Determine the direction of the light based on the material/shape of the target and the inspection purpose. Select from three options: specular reflection, diffuse reflection, and backlighting.
Step 2: Determining the lighting type and shape
After determining the lighting direction, select the lighting type (model) based on the inspection requirements, background, and ambient environment. From the lighting options for each lighting direction, select the suitable lighting type as illustrated below.
|Typical lighting type for each lighting direction|
|Specular reflection||Coaxial light||Ring light||Bar light|
|Diffuse reflection||Low angle light||Ring light||Bar light|
|Transmission||Light source||Bar light||-|
Step 3: Determining the lighting color/wavelength
The final step is to decide the color of the lighting that works the best for the part and background. White is generally selected when using a color camera. However, when using a black-and-white camera, the following knowledge becomes more important.
Pairs of colors opposite each other on the complementary color circle are called complementary colors. When complementary color light is shined on a color, the color becomes close to black.
Light appears as a different color depending on the difference in wavelength. For example, light with longer wavelength (red) passes through films easily while light with shorter wavelength (blue) is more prone to diffusion with unevenness in the surface, such as scratches.
Instead of trying every light without due consideration, you can select the correct one efficiently by following the procedure below:
- Decide which type is appropriate: specular reflection, diffuse reflection, or backlighting.
- Decide on the shape (model) and size of the light.
- Decide on the color (wavelength) of the light.
Step 4: How to calculate the focal distance and field of view
One of the lens specifications is focal distance. Typical lens sizes used in factory automation include 8 mm 0.31", 16 mm 0.63", 25 mm 0.98", and 50 mm 1.97". You can calculate the working distance (WD), which is the point at which the camera comes into focus, from the field of view (FOV) and focal distance necessary for the target to be captured.
The WD and FOV values depend on the lens’ focal distance and image sensor size. For WDs greater than the minimum WD where a close-up ring is unnecessary, the WD can be estimated using the following proportion.
WD: Viewing angle = Focal distance: sensor size
Example 1: When using lens with a focal distance of 16 mm
(0.63") and the image sensor size is 3.6 mm (0.14"),
WD should be 200 mm (7.87") in order to have a field
of view of 45 mm (1.77").
How to increase the depth-of-field (range of heights at which the lens remains in focus)
- Lens with shorter focal distance has a greater range of depth.
- As the distance to the target gets farther, the deeper the range of depth becomes.

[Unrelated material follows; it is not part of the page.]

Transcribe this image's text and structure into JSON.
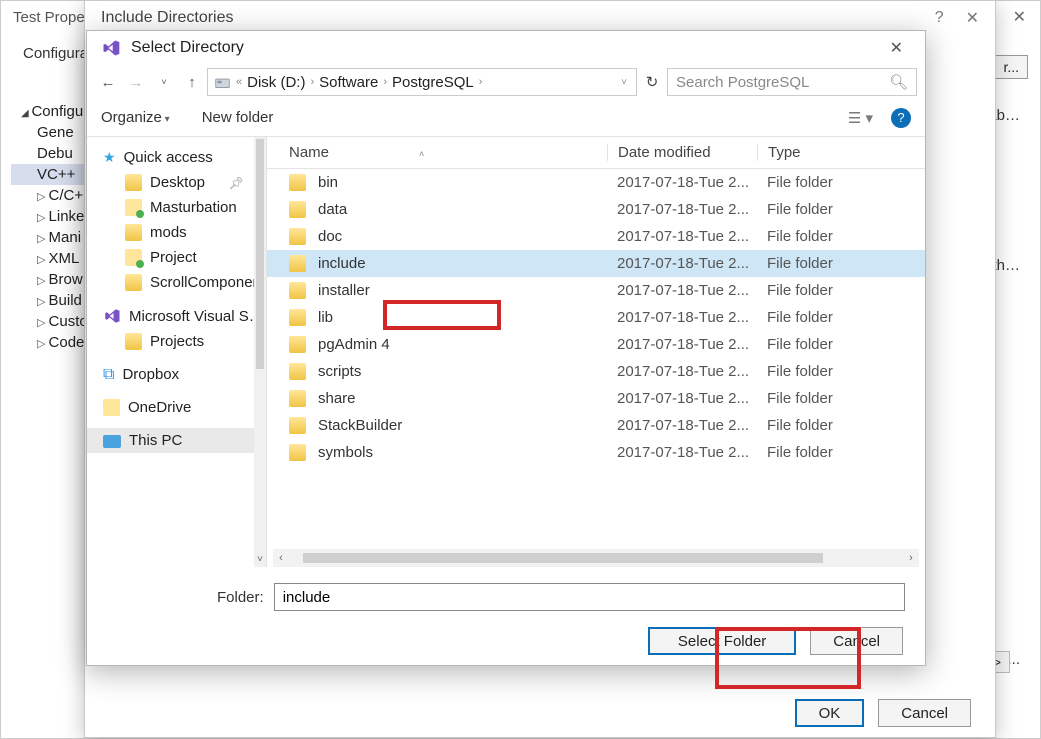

→Note that the depth-of-field is smaller when using a close-up ring or macro lens.
- The smaller the opening of the aperture, the deeper the range of depth is.
→It is easier to obtain focus using aperture zoom and bright light.
This example compares the image captures obtained with a smaller aperture and max. aperture when capturing a target that has a tape attached to indicate the height on a slope as shown in the figure below.
Step 6: Contrast ratio based on lens performance
The images on the right show the same target, captured using KEYENCE’s high-resolution lens CA-LH16 and standard lens CV-L16. The difference in the images derives from the differences in lens material and structure. Selecting a high-resolution lens depending on the application can provide images with higher contrast.
|Inspection target||Copying paper|
|Field of view||60 mm 2.36" / Stain size: approx. 0.3 mm 0.01"|
Select a lens by following the procedure below:
- Decide the focal distance based on the image capturing size and possible installation distance.
- Estimate the necessary depth of field based on the shape of the target.
- Select whether to use a high-resolution lens or a standard lens based on the inspection accuracy.